Offensive strike in neighbourhood showed reach, lethality of Armed Forces: Rajnath
IN A clear reference to the Balakot airstrike in Pakistan, Defence Minister Rajnath Singh said on Tuesday that the offensive action against terrorists in the neighbourhood spoke volumes about the “reach and lethality” of the Indian Armed Forces. “We are all aware that the Indian (Air) Force is a technologically advanced and extremely potent force. The recent offensive strikes against terrorist outfits in our neighbourhood speak volumes about the reach and lethality of the formidable arm of the Indian Armed Forces,” Singh said in his address at a seminar at the IAF Auditorium here.
The IAF had conducted air strikes in Pakistan’s Balakot in February, days after the Pulwama terror attack on a CRPF convoy in which 40 personnel were killed. In his address at the seminar on ‘Modernisation and Indigenisation plans of the Indian Air Force’, Singh announced that the Centre has approved a proposal for use of Government test facilities by the private industry to meet the standards required for defence manufacturing. He said the decision was taken after incorporating the comments of the stakeholders particularly, indigenous defence manufacturers.

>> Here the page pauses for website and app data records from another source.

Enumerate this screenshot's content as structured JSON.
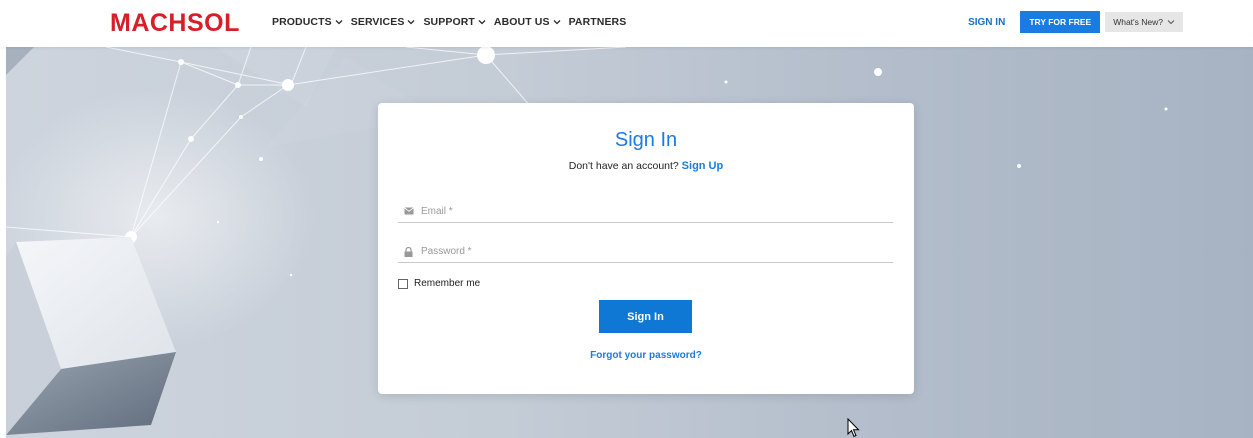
{
  "header": {
    "logo": "MACHSOL",
    "nav": [
      {
        "label": "PRODUCTS",
        "has_dropdown": true
      },
      {
        "label": "SERVICES",
        "has_dropdown": true
      },
      {
        "label": "SUPPORT",
        "has_dropdown": true
      },
      {
        "label": "ABOUT US",
        "has_dropdown": true
      },
      {
        "label": "PARTNERS",
        "has_dropdown": false
      }
    ],
    "sign_in": "SIGN IN",
    "try_free": "TRY FOR FREE",
    "whats_new": "What's New?"
  },
  "form": {
    "title": "Sign In",
    "signup_prompt": "Don't have an account?",
    "signup_link": "Sign Up",
    "email_placeholder": "Email *",
    "email_icon": "envelope-icon",
    "password_placeholder": "Password *",
    "password_icon": "lock-icon",
    "remember_label": "Remember me",
    "remember_checked": false,
    "submit_label": "Sign In",
    "forgot_link": "Forgot your password?"
  },
  "colors": {
    "brand_red": "#d71f27",
    "accent_blue": "#1a7be0",
    "button_blue": "#0f78d4"
  }
}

“I sincerely hope the synergy between Government’s efforts and industry participation will help fulfil the long-cherished dream of making India a front-runner in defence production,” Singh said. The Defence Minister emphasised the need to progressively reduce dependence on foreign manufacturers and indigenously develop comprehensive capabilities in the defence sector. He urged the private industry to take advantage of the government’s policy initiatives and engage with defence services, Defence Public Sector Undertakings and Ordnance Factory Board to meet indigenisation demands. He reaffirmed the Government’s commitment to resolving any outstanding issue in the way of growth of indigenous defence industries.
Why fly 44-yr-old jets when old cars not on road: IAF Chief
INDIAN Air Force chief B.S. Dhanoa on Tuesday questioned why India is flying aircraft that are over four decades old when no one drives even cars of that vintage. Air Chief Marshal Dhanoa was referring to the MiG-21 fighter aircraft that had been inducted into the force in 1973-74. “The fifth-generation fighters are a reality and the next generation fighters are already on the drawing board. Can we afford a victory with such losses? If there is no war, we cannot wait for indigenous technology to replace obsolete war fighting equipment. “Neither will it be prudent to import every defence equipment from abroad.
Today, I can still fly the MiG 21 MF aircraft which is almost 44 years old. I’m sure none of you are driving a car of that vintage,” he said. Dhanoa made the statement on India’s obsolete fleet of fighter aircraft in the presence of Defence Minister Rajnath Singh at a seminar on indigenisation of the IAF held here. “Having said that, it is because over a period of time we have indigenised many of the sub-assemblies and innovated and have done import substitution of many components that have gone out of manufacture across the world,” he added.
The seminar, Modernisation and Indigenisation of the Indian Air Force, had been organised jointly by the Society of Indian Defence Manufacturers and the Confederation of Indian Industries. In 2006, India had upgraded more than 100 MiG-21 fighter jets to MiG-21 Bisons by equipping the aircraft with powerful multi-mode radar, better avionics and communications systems.